### Information

"""

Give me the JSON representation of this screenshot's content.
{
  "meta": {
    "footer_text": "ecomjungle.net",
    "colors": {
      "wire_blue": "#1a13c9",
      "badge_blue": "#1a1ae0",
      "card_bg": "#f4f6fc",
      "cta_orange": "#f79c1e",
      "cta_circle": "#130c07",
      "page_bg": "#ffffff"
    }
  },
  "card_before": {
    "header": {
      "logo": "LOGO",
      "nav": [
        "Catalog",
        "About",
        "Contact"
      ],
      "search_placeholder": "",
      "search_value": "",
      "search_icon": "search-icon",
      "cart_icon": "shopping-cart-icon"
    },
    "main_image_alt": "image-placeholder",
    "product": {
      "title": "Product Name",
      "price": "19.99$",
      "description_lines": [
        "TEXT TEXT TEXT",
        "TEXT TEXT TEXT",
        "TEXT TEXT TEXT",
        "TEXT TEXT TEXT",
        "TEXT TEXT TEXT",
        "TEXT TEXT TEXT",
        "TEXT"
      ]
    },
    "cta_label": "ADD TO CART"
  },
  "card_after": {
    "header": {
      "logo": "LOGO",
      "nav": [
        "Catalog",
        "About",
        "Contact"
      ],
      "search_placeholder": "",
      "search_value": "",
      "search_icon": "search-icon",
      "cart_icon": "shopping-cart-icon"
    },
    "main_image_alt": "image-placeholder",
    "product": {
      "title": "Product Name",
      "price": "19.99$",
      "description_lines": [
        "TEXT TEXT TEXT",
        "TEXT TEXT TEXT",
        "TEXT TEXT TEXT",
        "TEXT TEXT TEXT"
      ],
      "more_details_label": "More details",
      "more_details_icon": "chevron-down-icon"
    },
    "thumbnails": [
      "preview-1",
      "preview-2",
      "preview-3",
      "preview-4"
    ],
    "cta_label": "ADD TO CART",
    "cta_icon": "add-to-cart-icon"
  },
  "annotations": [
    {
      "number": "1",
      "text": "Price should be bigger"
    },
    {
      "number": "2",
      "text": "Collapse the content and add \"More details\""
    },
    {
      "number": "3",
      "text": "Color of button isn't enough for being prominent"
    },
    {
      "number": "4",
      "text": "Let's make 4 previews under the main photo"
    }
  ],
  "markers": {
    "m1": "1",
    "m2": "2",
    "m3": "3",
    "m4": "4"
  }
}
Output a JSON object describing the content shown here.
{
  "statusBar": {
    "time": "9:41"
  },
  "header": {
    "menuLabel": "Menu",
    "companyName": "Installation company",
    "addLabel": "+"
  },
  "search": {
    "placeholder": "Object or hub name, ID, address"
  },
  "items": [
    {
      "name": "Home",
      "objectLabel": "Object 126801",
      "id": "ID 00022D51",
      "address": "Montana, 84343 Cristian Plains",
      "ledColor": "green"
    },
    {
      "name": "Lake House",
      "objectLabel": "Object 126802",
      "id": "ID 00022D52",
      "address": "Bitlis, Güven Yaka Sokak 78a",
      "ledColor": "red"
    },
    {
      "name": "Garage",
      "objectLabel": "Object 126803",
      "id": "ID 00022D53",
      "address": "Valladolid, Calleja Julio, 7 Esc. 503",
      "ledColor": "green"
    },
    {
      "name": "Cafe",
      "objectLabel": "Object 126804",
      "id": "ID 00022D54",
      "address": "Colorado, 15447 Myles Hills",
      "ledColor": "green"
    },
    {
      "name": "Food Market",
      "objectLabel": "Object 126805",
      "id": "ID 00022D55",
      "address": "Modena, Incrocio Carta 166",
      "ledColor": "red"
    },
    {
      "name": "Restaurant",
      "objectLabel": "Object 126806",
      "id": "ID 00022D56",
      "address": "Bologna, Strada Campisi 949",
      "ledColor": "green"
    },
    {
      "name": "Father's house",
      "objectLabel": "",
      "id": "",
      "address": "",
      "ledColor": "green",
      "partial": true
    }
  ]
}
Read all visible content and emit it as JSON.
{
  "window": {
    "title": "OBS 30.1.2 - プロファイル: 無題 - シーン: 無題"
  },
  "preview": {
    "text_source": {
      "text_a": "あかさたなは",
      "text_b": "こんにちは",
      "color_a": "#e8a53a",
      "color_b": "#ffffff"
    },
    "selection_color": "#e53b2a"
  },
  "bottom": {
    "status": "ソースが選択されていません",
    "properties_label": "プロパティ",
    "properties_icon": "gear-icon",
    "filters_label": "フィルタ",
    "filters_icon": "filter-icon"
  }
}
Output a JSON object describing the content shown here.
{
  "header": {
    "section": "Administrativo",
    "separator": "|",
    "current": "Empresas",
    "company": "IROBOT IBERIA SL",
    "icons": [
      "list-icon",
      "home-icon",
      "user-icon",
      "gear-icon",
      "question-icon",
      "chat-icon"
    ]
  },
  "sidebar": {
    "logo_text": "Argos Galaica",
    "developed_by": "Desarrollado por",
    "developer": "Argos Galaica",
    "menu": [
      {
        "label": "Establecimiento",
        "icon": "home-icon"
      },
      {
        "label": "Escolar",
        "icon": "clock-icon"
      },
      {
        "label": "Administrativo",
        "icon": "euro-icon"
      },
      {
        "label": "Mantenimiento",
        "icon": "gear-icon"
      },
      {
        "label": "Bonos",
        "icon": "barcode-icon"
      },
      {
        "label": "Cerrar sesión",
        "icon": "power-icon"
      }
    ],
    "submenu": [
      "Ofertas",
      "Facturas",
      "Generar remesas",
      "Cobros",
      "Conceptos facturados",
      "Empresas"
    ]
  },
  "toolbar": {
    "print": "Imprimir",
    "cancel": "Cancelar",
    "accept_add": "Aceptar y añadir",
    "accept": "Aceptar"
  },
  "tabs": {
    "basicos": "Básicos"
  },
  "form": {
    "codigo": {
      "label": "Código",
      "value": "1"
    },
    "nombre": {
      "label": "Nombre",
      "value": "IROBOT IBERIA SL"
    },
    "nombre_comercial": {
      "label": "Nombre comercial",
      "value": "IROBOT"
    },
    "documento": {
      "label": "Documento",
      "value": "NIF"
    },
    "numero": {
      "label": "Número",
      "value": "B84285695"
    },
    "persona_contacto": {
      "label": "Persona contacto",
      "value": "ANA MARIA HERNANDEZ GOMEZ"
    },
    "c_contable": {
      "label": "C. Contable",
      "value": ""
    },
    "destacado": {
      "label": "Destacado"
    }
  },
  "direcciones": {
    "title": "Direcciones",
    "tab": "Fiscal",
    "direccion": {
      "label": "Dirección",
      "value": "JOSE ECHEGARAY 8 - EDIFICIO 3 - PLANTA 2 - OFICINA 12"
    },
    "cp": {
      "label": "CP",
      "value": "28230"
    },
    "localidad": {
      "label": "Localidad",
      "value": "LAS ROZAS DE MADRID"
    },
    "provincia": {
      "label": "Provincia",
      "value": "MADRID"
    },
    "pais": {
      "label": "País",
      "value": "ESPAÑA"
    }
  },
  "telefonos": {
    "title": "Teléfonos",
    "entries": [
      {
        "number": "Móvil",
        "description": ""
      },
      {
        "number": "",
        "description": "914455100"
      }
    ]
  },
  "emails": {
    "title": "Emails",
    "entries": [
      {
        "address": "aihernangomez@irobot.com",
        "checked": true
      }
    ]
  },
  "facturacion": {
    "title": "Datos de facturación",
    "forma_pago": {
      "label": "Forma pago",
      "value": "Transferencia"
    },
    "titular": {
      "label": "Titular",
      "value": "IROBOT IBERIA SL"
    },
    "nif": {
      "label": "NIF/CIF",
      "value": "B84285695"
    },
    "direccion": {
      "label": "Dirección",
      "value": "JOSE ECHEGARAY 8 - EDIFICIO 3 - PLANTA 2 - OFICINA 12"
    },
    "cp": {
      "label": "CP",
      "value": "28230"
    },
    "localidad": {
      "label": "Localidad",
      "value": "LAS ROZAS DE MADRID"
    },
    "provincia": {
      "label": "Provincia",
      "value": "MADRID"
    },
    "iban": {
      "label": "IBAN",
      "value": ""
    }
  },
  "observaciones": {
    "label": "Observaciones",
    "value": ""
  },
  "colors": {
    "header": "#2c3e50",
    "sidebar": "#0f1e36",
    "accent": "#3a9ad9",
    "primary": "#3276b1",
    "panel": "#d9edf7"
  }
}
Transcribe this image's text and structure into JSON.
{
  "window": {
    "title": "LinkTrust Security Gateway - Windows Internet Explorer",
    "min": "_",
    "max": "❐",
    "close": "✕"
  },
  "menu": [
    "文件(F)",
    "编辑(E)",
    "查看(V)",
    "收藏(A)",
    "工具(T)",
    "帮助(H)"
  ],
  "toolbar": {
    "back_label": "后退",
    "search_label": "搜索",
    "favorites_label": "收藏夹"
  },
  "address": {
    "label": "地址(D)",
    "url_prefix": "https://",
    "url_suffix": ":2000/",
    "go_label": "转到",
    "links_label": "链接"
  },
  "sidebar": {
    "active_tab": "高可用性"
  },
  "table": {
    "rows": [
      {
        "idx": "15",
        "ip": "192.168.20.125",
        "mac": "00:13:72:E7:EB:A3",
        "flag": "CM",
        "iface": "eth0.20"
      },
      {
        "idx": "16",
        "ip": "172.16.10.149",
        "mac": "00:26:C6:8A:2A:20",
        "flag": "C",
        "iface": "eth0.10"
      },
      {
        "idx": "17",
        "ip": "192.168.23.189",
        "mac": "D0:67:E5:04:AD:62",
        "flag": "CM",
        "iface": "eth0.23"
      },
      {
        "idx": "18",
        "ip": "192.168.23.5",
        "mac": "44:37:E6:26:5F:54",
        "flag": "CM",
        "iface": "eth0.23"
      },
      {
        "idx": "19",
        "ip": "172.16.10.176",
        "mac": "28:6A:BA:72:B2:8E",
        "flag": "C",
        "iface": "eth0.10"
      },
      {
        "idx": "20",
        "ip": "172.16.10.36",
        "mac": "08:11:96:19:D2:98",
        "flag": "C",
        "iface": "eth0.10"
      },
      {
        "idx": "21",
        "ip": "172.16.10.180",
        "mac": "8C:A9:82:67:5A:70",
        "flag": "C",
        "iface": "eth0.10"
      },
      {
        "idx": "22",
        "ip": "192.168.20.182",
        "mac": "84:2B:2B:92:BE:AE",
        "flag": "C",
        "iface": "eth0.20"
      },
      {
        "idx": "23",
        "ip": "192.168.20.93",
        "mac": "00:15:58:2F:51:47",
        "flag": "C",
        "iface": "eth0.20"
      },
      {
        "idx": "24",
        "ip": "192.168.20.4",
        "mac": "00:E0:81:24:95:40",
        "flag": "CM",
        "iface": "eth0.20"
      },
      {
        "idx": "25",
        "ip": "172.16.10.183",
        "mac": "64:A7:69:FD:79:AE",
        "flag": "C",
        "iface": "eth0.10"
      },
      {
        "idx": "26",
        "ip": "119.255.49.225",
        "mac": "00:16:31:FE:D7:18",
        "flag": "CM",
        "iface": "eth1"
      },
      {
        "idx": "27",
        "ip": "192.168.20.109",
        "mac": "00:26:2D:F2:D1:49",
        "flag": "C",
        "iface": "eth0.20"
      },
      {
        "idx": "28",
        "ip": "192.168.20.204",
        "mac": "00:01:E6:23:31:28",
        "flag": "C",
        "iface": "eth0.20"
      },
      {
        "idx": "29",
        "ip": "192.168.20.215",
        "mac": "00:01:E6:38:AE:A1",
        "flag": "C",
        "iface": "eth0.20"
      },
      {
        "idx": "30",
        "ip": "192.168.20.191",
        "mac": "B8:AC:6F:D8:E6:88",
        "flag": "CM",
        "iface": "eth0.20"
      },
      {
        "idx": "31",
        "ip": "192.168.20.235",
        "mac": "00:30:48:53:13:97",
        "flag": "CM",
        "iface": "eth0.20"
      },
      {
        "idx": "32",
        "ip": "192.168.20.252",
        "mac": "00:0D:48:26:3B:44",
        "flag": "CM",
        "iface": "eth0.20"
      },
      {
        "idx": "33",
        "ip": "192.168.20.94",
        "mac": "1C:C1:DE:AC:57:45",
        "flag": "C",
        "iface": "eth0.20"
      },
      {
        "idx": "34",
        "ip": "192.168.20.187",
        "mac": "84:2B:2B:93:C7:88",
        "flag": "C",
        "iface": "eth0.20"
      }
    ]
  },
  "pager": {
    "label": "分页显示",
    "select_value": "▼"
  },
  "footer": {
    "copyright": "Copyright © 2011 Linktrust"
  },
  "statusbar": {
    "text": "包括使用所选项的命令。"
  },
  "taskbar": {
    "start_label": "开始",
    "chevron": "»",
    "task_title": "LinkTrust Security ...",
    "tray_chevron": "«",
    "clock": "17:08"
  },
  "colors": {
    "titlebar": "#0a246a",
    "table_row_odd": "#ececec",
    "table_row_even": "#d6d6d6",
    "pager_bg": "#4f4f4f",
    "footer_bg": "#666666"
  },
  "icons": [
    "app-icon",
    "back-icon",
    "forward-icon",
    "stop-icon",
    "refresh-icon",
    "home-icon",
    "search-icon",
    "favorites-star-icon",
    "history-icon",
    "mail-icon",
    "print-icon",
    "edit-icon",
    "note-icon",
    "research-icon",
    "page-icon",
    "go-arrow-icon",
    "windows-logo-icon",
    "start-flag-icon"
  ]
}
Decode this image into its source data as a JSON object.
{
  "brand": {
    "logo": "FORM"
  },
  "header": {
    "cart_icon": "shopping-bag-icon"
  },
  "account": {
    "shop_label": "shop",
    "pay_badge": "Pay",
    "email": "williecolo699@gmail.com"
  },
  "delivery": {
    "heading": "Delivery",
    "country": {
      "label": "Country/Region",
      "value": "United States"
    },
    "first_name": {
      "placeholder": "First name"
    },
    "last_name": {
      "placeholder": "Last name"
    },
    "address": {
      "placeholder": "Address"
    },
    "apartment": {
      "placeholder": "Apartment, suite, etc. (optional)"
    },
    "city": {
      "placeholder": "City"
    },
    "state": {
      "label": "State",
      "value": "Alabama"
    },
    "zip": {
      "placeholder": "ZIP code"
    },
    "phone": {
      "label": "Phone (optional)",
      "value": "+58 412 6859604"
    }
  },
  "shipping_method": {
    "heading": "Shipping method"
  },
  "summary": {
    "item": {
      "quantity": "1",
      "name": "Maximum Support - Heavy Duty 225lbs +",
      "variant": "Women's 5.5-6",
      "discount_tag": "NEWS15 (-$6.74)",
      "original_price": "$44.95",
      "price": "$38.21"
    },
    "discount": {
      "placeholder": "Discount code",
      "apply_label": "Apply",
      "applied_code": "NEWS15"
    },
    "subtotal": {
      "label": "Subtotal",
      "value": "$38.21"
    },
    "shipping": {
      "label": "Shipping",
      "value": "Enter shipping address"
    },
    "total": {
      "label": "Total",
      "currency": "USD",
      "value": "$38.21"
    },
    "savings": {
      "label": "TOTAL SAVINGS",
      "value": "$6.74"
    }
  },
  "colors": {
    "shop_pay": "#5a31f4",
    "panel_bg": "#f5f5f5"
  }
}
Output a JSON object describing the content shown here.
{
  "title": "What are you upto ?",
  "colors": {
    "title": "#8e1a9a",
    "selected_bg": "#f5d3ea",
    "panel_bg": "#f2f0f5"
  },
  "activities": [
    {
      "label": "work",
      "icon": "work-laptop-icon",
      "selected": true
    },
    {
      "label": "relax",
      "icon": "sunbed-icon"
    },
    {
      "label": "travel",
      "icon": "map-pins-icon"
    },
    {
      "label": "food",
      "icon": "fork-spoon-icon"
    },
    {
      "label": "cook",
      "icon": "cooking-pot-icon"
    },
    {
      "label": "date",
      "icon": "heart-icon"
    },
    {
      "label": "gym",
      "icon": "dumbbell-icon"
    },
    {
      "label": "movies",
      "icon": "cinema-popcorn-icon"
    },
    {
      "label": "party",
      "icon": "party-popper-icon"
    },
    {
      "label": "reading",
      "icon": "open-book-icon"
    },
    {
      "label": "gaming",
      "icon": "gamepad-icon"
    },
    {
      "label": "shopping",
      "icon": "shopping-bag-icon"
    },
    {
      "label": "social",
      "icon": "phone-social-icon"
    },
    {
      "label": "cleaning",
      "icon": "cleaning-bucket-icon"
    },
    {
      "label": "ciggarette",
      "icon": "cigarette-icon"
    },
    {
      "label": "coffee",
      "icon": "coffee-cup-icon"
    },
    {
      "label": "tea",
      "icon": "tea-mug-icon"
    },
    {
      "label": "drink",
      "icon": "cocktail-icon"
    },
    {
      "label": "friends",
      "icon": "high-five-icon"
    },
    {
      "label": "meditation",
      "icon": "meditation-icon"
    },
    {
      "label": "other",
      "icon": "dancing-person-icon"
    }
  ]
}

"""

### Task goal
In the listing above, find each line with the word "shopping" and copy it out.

### Your solution
      "cart_icon": "shopping-cart-icon"
      "cart_icon": "shopping-cart-icon"
    "cart_icon": "shopping-bag-icon"
      "label": "shopping",
      "icon": "shopping-bag-icon"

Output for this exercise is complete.